In my blog post The Zuckerberg Brand I talked about the recent positive buzz that has surrounded Mark Zuckerberg, and how it has boosted the brand of the company he had founded, Facebook.
Paraphrasing myself, Facebook is known pretty much by everyone on planet Earth. Facebook’s business model relies on people to trust it with their data. If they trust the CEO, they are much more likely to trust the platform.
The blog post about Zuckerberg resulted in some friends’ comments posted directly on my Facebook profile. To summarize, there was general hesitation towards powerful CEO brands. One of my Facebook friends argued that the "CEO star syndrome would eventually hurt the company in question".
Sure, there are, of course, certain risks involved when you embark upon a thrilling mission of building your personal brand. This is especially true when you are an entrepreneur. You might doubt if it's the right strategy to be known for being yourself first, and only then for being a company founder and CEO. All kinds of concerns might be running through your head...
What happens if I build a lot of personal brand equity and then decide to leave my company? What if this will leave customers dissatisfied? And what if the business loses its appeal and its brand image changes and becomes worse?
There may be many what if's one could come up with. And here's my advice to you: dump the what if’s. Build your personal brand, and invest in it as much as you can. The Funky Brands philosophy applies also to your personal brand: it's better to stand out from the crowd than be like everyone else.
And hey, if you are a cool and famous person, it’s just so much better than the opposite, right?

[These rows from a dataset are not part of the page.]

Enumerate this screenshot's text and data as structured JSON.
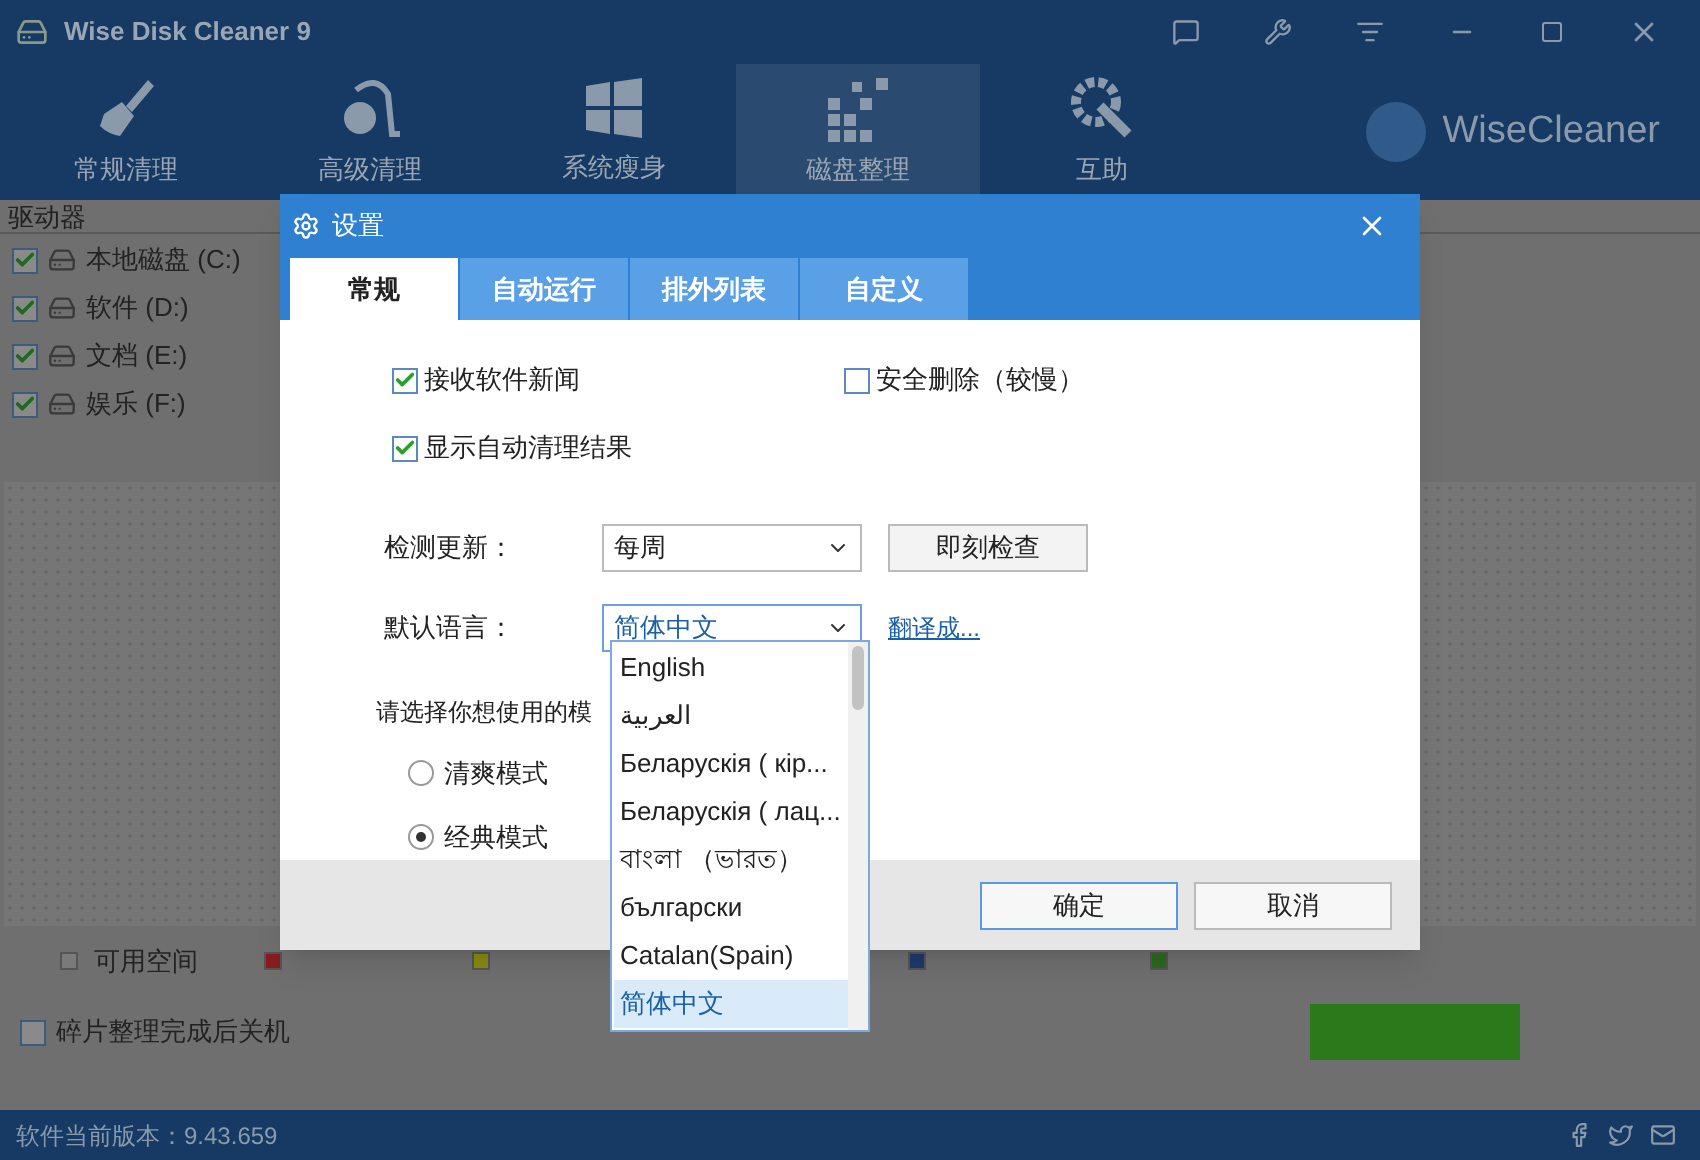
{
  "window": {
    "title": "Wise Disk Cleaner 9"
  },
  "nav": [
    {
      "label": "常规清理",
      "selected": false,
      "kind": "broom"
    },
    {
      "label": "高级清理",
      "selected": false,
      "kind": "vacuum"
    },
    {
      "label": "系统瘦身",
      "selected": false,
      "kind": "windows"
    },
    {
      "label": "磁盘整理",
      "selected": true,
      "kind": "blocks"
    },
    {
      "label": "互助",
      "selected": false,
      "kind": "tools"
    }
  ],
  "brand": "WiseCleaner",
  "drives": {
    "header": "驱动器",
    "items": [
      {
        "label": "本地磁盘 (C:)",
        "checked": true
      },
      {
        "label": "软件 (D:)",
        "checked": true
      },
      {
        "label": "文档 (E:)",
        "checked": true
      },
      {
        "label": "娱乐 (F:)",
        "checked": true
      }
    ]
  },
  "legend": [
    {
      "label": "可用空间",
      "color": "#7a7a7a"
    },
    {
      "color": "#8a1c1c"
    },
    {
      "color": "#8a8a10"
    },
    {
      "color": "#1c3a6e"
    },
    {
      "color": "#2a6a1c"
    }
  ],
  "shutdown": {
    "label": "碎片整理完成后关机",
    "checked": false
  },
  "status_bar": {
    "version": "软件当前版本：9.43.659"
  },
  "dialog": {
    "title": "设置",
    "tabs": [
      {
        "label": "常规",
        "selected": true
      },
      {
        "label": "自动运行",
        "selected": false
      },
      {
        "label": "排外列表",
        "selected": false
      },
      {
        "label": "自定义",
        "selected": false
      }
    ],
    "options": [
      {
        "label": "接收软件新闻",
        "checked": true
      },
      {
        "label": "安全删除（较慢）",
        "checked": false
      },
      {
        "label": "显示自动清理结果",
        "checked": true
      }
    ],
    "update": {
      "label": "检测更新：",
      "value": "每周",
      "button": "即刻检查"
    },
    "language": {
      "label": "默认语言：",
      "value": "简体中文",
      "link": "翻译成...",
      "options": [
        {
          "label": "English",
          "selected": false
        },
        {
          "label": "العربية",
          "selected": false
        },
        {
          "label": "Беларускія ( кір...",
          "selected": false
        },
        {
          "label": "Беларускія ( лац...",
          "selected": false
        },
        {
          "label": "বাংলা （ভারত）",
          "selected": false
        },
        {
          "label": "български",
          "selected": false
        },
        {
          "label": "Catalan(Spain)",
          "selected": false
        },
        {
          "label": "简体中文",
          "selected": true
        }
      ]
    },
    "mode": {
      "label": "请选择你想使用的模",
      "options": [
        {
          "label": "清爽模式",
          "selected": false
        },
        {
          "label": "经典模式",
          "selected": true
        }
      ]
    },
    "buttons": [
      "确定",
      "取消"
    ]
  }
}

It will also help your business, too.
A couple of Funky Personal Brands of successful entrepreneurs that come to mind are Oprah Winfrey and Gary Vaynerchuk.
Oprah herself (www.twitter.com/oprah) has almost 5 million followers on Twitter! Her businesses, such as Oprah magazine and Oprah radio, have significantly fewer followers. However, Oprah might also tweet about her businesses from her personal account, so the cross-promotional opportunities between herself and her businesses are enormous.
Gary Vaynerchuk (@garyvee on Twitter) is a personal branding phenomenon. Gary grew his dad’s liquor store in New Jersey into a multi-million dollar online wine retailer by understanding the essence of social media. I think his secret is dedicated engagement with his customers and fans throughout social media channels, and an edgy personality that he’s not afraid to broadcast on the web.
He’s genuine, and it shows. He might not be everyone’s cup of tea, but his honest and direct style is impossible to copy. It’s key to his funky personal brand. Read Gary's tips on building your personal brand here.
So, dear entrepreneurs, understand who you are and what drives you. Get into your full personal power. But don’t set the goal of being liked by everybody -- this is not going to happen.
Simply be yourself, and express your passions. And then think of the best ways to get your personal brand known to others. You’ll have fun, and meet like-minded individuals.
And you know what? Your business brand may get an incredible boost from your funky self-expression. Have fun!